- _PROBLEM STATEMENT_
Working from the listing below, pick each line containing the word "Windows" and copy it.

- _RECORDS SUPPLIED_
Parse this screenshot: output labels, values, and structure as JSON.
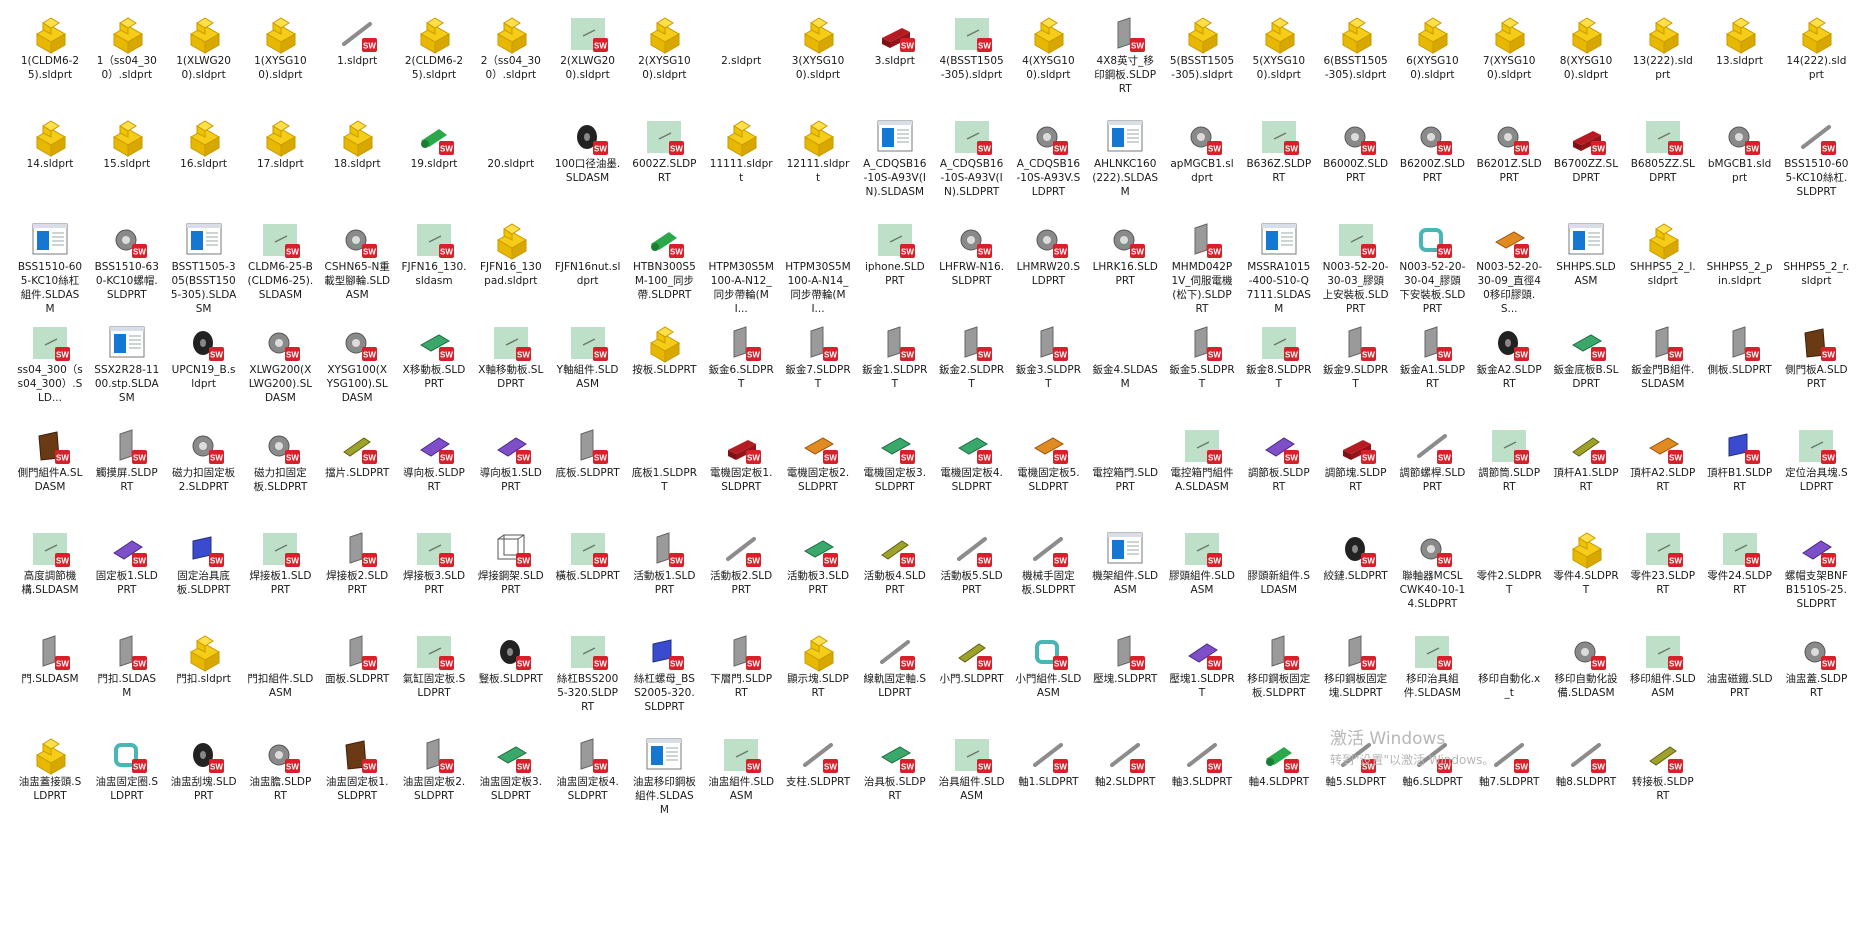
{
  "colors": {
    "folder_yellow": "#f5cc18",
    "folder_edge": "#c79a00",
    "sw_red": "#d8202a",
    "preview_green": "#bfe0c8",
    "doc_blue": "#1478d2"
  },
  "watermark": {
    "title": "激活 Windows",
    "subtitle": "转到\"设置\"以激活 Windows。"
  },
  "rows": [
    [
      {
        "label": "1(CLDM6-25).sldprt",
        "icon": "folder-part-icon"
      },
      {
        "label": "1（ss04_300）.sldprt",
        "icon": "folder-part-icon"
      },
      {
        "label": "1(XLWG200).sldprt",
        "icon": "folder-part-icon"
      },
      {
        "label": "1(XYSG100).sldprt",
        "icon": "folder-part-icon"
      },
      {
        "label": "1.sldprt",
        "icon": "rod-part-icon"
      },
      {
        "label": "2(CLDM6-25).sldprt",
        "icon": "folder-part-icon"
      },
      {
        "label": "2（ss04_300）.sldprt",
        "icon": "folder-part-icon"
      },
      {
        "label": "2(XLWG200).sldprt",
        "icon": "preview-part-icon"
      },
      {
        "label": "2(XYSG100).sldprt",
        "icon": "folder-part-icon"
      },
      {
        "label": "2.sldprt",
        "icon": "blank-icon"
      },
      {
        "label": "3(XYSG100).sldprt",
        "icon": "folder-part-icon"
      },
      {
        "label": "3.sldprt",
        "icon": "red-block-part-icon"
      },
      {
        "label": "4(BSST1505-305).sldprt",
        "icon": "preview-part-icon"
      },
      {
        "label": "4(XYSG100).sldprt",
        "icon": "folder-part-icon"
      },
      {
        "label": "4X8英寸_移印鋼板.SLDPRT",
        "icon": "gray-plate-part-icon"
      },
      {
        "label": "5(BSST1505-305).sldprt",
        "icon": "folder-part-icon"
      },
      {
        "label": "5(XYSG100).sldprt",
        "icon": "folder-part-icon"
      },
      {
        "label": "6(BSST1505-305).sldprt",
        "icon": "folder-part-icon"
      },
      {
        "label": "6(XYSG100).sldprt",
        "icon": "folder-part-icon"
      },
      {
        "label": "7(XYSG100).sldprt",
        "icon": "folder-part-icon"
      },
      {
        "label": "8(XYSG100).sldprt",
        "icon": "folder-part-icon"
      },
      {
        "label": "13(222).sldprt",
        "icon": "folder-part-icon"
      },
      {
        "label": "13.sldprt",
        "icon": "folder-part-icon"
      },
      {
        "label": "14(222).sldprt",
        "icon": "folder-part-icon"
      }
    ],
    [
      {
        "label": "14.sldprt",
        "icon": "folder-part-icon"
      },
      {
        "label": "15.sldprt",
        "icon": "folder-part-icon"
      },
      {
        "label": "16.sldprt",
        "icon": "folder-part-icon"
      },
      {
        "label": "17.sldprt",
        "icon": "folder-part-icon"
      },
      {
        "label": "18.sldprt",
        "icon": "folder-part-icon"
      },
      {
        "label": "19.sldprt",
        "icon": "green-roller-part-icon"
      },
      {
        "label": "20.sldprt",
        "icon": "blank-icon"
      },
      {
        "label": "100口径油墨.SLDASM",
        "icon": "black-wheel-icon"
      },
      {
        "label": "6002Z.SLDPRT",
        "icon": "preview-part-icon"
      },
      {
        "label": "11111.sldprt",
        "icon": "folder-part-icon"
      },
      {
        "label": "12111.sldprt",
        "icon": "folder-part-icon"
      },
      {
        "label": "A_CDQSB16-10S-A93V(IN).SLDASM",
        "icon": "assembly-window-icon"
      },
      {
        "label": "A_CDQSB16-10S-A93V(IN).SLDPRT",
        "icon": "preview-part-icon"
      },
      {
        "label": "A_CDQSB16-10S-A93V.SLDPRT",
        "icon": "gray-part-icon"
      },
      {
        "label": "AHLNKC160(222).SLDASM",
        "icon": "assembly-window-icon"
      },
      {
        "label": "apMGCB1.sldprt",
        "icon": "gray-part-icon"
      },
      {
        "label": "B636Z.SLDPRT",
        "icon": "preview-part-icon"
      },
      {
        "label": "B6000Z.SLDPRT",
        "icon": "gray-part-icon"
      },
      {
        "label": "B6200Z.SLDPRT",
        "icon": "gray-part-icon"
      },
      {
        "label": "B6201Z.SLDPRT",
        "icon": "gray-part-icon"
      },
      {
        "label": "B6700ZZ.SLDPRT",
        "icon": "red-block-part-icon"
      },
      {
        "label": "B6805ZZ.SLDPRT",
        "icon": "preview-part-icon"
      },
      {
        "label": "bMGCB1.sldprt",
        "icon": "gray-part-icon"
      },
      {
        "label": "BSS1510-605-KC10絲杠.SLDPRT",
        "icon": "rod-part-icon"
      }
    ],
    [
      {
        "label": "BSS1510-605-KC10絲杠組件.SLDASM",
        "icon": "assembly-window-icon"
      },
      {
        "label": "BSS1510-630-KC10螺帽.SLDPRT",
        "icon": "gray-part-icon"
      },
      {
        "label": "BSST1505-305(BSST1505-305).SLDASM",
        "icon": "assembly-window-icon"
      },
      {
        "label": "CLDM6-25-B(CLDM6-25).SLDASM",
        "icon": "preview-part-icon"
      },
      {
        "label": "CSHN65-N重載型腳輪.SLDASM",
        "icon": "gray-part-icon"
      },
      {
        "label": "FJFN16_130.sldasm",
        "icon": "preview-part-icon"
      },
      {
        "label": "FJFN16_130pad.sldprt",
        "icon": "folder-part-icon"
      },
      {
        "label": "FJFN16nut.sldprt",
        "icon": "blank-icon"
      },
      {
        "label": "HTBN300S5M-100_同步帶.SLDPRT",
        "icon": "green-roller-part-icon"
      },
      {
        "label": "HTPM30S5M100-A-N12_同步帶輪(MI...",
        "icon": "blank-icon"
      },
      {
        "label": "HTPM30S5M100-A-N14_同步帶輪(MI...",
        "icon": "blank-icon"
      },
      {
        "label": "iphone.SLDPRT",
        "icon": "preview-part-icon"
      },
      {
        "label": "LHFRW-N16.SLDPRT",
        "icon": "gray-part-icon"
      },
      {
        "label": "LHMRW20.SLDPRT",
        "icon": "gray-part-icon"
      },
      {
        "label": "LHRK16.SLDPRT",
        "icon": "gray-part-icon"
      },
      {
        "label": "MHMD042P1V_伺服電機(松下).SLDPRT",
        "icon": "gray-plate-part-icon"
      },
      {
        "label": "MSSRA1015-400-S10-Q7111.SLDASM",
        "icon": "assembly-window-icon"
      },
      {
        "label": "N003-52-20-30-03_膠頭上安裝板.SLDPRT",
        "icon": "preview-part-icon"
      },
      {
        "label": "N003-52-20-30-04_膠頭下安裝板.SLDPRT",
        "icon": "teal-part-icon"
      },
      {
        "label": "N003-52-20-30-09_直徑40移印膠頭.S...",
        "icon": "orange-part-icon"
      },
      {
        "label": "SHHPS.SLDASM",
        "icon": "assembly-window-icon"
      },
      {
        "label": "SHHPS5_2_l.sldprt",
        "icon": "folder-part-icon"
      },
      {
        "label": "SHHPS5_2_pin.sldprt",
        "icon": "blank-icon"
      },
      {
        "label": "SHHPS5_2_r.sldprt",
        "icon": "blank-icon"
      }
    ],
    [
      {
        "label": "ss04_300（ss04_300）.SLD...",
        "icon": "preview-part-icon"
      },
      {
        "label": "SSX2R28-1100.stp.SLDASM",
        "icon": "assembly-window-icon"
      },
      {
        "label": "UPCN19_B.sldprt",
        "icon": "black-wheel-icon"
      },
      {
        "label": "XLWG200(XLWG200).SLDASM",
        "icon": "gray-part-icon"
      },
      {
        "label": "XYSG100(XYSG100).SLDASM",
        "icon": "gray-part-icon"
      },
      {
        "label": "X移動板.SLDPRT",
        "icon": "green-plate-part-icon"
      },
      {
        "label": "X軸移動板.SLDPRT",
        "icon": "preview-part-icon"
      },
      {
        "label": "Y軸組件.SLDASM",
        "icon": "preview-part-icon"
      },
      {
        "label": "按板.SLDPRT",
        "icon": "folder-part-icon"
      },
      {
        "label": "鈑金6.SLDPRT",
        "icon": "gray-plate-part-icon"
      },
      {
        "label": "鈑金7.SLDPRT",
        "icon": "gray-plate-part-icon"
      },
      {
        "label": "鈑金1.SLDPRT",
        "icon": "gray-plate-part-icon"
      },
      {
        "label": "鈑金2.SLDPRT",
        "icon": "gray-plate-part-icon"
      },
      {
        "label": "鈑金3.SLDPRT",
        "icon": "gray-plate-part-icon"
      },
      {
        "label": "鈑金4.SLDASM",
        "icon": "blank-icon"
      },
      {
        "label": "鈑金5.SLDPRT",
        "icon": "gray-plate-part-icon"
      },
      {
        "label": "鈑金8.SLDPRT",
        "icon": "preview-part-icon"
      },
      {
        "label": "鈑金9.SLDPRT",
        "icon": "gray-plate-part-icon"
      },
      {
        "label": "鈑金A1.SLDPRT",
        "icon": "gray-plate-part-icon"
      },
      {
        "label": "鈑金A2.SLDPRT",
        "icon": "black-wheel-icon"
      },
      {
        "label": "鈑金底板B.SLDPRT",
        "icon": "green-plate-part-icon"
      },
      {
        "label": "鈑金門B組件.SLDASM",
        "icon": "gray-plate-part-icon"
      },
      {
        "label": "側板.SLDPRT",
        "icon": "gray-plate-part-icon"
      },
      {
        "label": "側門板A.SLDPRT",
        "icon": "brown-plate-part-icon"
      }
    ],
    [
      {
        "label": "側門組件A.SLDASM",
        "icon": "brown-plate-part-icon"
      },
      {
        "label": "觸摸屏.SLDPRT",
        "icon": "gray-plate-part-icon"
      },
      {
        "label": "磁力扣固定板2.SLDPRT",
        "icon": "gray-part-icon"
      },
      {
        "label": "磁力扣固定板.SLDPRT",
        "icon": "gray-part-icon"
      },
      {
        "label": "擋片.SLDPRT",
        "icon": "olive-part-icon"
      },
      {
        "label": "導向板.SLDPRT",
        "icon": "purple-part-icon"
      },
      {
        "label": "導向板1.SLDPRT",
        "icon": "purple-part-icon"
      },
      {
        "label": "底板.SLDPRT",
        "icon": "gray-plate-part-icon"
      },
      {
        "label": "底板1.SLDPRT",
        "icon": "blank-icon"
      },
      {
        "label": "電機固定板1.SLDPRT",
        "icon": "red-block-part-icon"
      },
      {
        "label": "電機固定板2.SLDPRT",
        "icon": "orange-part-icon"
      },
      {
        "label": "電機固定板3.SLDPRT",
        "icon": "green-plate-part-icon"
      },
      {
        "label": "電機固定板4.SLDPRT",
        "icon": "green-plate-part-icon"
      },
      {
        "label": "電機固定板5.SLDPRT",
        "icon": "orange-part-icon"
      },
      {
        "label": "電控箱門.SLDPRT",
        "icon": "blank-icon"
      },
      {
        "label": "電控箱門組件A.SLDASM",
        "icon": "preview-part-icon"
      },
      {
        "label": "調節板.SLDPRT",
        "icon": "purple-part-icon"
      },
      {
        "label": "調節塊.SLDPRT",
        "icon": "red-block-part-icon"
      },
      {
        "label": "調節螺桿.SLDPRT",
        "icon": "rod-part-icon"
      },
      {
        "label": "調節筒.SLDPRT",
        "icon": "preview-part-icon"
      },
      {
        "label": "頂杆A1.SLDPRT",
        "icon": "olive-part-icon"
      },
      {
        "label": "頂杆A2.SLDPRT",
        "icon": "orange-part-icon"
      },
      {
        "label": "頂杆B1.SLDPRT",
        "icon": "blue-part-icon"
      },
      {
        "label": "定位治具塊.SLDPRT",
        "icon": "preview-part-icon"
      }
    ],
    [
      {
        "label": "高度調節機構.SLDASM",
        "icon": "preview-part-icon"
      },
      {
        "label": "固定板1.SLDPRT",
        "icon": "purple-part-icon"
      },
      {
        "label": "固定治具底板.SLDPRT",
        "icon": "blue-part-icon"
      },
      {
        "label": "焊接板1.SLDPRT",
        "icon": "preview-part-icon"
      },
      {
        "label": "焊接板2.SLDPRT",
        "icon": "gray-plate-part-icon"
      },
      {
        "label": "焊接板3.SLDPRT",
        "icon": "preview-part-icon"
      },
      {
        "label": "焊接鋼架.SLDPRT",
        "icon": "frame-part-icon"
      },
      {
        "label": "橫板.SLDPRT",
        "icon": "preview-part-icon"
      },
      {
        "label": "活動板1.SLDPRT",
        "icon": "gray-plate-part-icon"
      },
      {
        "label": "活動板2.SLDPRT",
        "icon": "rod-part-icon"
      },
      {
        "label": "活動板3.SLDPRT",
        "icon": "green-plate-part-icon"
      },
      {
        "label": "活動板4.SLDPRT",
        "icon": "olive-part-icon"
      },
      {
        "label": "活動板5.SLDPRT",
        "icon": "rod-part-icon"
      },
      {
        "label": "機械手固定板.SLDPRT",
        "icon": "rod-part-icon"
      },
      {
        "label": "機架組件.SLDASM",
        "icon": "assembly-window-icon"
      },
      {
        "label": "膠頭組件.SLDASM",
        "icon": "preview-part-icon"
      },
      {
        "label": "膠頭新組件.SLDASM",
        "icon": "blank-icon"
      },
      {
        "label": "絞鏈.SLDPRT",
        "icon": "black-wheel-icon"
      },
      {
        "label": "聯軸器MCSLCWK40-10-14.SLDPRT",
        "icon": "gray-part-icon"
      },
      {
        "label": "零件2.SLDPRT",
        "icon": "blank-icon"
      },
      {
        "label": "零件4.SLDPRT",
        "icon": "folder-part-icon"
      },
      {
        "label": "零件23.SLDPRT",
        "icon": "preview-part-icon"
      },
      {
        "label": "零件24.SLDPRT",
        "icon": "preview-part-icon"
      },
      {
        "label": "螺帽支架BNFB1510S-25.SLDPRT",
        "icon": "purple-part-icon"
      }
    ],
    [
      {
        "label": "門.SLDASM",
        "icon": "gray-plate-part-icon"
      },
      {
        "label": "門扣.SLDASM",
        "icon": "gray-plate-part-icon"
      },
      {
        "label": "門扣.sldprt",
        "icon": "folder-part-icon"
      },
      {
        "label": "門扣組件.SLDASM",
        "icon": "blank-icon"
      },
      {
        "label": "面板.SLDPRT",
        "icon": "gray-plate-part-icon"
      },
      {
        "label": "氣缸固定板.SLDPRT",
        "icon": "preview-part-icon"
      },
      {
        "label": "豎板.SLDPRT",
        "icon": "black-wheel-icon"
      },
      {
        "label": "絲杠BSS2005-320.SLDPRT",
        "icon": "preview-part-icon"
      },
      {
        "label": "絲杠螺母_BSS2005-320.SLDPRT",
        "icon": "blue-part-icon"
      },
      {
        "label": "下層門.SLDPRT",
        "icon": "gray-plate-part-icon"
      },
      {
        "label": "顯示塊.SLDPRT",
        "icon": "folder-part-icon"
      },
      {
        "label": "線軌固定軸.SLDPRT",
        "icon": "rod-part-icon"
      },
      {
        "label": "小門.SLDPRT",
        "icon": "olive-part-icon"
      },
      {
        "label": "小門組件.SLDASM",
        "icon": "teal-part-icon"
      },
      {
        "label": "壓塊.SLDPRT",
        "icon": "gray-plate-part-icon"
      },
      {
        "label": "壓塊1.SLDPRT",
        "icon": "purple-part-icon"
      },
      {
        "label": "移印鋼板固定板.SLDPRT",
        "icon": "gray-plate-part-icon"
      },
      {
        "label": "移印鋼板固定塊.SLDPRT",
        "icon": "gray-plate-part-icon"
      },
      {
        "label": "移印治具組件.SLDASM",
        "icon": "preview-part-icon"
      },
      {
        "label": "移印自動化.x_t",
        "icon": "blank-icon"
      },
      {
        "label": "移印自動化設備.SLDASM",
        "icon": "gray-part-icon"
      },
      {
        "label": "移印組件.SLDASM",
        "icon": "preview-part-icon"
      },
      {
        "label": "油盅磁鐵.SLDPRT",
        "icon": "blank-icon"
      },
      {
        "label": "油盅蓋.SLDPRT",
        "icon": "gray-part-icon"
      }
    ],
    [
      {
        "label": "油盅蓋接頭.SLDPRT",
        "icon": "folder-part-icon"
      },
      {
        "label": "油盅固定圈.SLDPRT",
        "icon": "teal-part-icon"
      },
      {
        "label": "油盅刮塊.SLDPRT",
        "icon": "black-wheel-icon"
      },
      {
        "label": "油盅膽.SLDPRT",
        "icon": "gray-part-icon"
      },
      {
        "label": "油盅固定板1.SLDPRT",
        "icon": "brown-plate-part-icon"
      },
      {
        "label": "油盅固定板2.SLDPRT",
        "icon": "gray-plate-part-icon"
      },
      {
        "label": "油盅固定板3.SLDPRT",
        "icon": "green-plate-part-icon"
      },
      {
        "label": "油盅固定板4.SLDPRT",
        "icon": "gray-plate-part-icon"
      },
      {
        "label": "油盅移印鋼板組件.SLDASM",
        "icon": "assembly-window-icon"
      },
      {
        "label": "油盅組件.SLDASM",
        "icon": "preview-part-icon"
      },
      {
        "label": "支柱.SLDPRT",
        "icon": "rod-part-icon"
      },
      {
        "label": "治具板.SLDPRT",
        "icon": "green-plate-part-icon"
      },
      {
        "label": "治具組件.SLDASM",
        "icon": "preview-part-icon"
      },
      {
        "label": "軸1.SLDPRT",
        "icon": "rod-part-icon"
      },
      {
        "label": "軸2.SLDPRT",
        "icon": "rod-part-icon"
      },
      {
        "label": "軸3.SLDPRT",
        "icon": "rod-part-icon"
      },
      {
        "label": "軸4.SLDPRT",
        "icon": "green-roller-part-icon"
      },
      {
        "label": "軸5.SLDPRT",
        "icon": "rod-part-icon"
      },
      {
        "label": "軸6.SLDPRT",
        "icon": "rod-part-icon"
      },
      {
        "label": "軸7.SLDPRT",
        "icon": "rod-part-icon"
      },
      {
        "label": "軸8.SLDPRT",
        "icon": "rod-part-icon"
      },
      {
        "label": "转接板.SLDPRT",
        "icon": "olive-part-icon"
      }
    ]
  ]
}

- _EXERCISE ANSWER_
    "title": "激活 Windows",
    "subtitle": "转到\"设置\"以激活 Windows。"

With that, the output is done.